Originally developed in 1971, and published in 1974 as an educational game for U.S schools by the Minnesota Educational Computing Consortium, Oregon Trail went onto wider fame with its 1990 release on the Macintosh, and i’ll be honest, I had never heard of it until recently.
You are the Pioneer taking your 4 useless party members with you to the promised land of Oregon.
Your companions do nothing except eat your food. Fuckers.
You can be a Banker from Boston, a Carpenter from Ohio, or a Farmer from Illinois. Ultimately, these are your difficulty settings, the Banker has the most money, making your journey easiest, and the Farmer is broke as fuck making the game pretty hard. These also affect your score at the end. The Banker gets no multiplier to his score, the Carpenter gets a x2 multiplier, and the Banker gets x3. Meaning if you are score chasing, the only way forward is the Farmer,
Before you set off from Independence, Missouri you buy your supplies from the merchant:
- How many Oxen you think you need
- How much food you will need
- How many spare items of clothing
- How much Ammo you need for the journey
- Spare parts for the wagons
As the Banker, you can just keep buying all the shit you need. You can even pay for Sherpa to take you across rivers. As the Farmer? Tough shit, you can barely afford clothing. You certainly can’t afford clothing AND Oxen. This brings in the resource management, you’ll need a tonne of ammo for hunting as a farmer, and then buy what you can. Think now, as you’ll probably need to trade along the way, but if you don’t have enough Oxen you won’t get to where you’re going, so do you risk buying an extra Ox, or do you buy some spare clothing to trade/change into or some spare wheels?
The RNGesus can be very tough as your travelling troupe succumb to snake bites, measles, or the cold. Hell, the little fuckers will even drown when your wagon crashes, or they die from Hypothermia if you don’t have spare clothing, and this is all pretty random. I played the same set up 5 times in a row just getting to Laramie before resetting, and each game had different events. Caulk the wagon across the river can end in disaster on the first river, the odds are low, but you can fuck your entire your game early.

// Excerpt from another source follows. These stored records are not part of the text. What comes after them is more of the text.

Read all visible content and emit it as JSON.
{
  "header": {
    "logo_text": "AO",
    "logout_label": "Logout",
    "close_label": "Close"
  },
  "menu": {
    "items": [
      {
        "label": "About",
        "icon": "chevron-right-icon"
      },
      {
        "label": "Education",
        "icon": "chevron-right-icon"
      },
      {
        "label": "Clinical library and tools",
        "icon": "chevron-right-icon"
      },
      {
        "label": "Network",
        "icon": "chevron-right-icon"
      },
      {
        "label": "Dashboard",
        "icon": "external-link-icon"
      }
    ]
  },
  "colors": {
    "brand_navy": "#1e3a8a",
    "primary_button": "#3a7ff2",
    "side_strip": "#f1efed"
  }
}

The first few playthroughs I didn’t realise I could hunt. The next few I was the banker so rarely needed to, but once you roll the farmer you’ll be hunting every 30 seconds. This is where you discover how much of a murdering psychopath you really are!

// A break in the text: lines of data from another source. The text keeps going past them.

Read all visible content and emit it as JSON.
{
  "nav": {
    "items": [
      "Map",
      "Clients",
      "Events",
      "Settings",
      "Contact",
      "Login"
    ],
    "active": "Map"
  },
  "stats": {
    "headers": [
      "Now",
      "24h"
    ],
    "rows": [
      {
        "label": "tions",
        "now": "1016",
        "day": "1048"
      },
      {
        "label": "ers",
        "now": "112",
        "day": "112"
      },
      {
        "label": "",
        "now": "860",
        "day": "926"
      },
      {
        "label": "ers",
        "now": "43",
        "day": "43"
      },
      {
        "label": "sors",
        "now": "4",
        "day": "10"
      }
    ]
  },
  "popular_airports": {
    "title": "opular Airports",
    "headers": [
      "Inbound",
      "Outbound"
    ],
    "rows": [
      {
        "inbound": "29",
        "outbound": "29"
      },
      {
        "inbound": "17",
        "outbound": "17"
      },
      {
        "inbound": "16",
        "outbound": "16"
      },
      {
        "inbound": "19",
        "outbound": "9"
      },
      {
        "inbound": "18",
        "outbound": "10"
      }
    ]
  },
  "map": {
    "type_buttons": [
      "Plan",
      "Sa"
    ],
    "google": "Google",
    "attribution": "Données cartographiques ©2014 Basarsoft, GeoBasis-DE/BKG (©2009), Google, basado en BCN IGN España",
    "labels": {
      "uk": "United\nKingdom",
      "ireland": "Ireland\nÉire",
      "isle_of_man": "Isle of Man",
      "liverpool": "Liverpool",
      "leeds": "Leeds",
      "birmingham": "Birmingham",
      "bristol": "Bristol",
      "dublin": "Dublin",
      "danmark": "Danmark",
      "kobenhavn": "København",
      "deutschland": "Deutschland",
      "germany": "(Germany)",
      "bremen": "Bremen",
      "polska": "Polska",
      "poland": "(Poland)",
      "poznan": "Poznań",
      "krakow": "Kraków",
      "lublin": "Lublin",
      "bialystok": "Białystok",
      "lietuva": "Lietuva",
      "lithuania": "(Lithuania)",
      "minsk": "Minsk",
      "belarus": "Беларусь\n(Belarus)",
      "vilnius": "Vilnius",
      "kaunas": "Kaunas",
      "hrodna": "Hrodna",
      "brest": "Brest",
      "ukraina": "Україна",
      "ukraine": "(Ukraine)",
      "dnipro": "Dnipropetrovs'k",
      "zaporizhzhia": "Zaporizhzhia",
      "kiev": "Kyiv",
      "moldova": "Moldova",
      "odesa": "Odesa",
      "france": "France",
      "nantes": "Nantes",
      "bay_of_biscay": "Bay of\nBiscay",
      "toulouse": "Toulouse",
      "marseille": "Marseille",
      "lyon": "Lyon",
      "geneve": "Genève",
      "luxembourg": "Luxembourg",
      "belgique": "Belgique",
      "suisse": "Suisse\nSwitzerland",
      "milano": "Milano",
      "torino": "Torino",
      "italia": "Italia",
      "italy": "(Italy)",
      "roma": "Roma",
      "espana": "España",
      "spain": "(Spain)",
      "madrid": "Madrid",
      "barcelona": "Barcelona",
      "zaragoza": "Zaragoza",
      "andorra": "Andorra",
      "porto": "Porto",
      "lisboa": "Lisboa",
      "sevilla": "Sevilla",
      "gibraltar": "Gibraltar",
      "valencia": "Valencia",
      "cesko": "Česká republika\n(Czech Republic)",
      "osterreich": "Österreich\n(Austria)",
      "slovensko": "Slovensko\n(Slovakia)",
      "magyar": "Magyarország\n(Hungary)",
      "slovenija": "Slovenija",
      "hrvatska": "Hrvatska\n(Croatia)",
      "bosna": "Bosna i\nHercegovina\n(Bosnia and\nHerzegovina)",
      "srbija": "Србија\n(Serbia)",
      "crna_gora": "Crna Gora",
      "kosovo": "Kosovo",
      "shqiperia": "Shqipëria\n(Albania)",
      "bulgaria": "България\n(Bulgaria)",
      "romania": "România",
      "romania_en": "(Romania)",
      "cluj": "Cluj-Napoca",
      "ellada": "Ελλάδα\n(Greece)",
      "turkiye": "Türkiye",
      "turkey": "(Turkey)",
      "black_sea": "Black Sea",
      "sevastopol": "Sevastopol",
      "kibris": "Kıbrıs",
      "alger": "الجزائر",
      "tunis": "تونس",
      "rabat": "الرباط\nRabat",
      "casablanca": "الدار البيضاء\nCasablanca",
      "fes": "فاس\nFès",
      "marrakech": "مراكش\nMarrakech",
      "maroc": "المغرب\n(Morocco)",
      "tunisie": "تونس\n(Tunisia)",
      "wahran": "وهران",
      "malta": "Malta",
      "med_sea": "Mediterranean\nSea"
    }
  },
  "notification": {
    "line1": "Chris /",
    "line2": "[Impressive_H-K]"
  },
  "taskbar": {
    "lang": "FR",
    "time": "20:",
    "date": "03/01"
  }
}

You can only carry 100lbs of meat from a hunt, 1 deer is about 74lbs, a buffalo is 700lbs+ and a Squirrel is 3lbs tops. But you don’t care! Fucking waste the fuckers! Kill 1000lbs of food just for the fun of it, or to see the tears in the eye of the Sioux tribe as they see the rotting corpses of the 100 buffalo you murdered for fun! No room for quinoa eaters on this journey, it is roast buffalo testicles for you!
Once you discover you can actually move (press numlock enter) and you’re running and gunning Metal Slug style laying waste to the wilderness, it is simple, but is actually quite fun. Though in later versions of the game, over hunting results in a lack of animals spawning.
Oregon Trail is decent enough, I play it on my lunch break and you can beat it in 30-60 minutes (longer as the Farmer), but again, it is simple. There is replayability caused by the difficulty settings, and the RNG nature means there is variety in each game, but it shouldn’t be featuring in top games lists unless you’re going for the hipster factor.
There aren’t really any negatives to the game, it is simple as I keep saying but it is supposed to be.
Finally, it is a game, and it is educational, so it manages to tick both he boxes of GAME and EDUCATIONAL, something most Educational Games fails to do.
But again, it is simple.
Pros: Decent educational game, your little guy is a hunting psychopath
Cons: there isn’t really any, the map is wrong…
Back In The Day
The Oregon Trail sold over 65 million(!!!) copies, and was generally well received. It also became something of a cultural phenomenon, and taught many of us about the dangers of dysentery and carrying too much venison.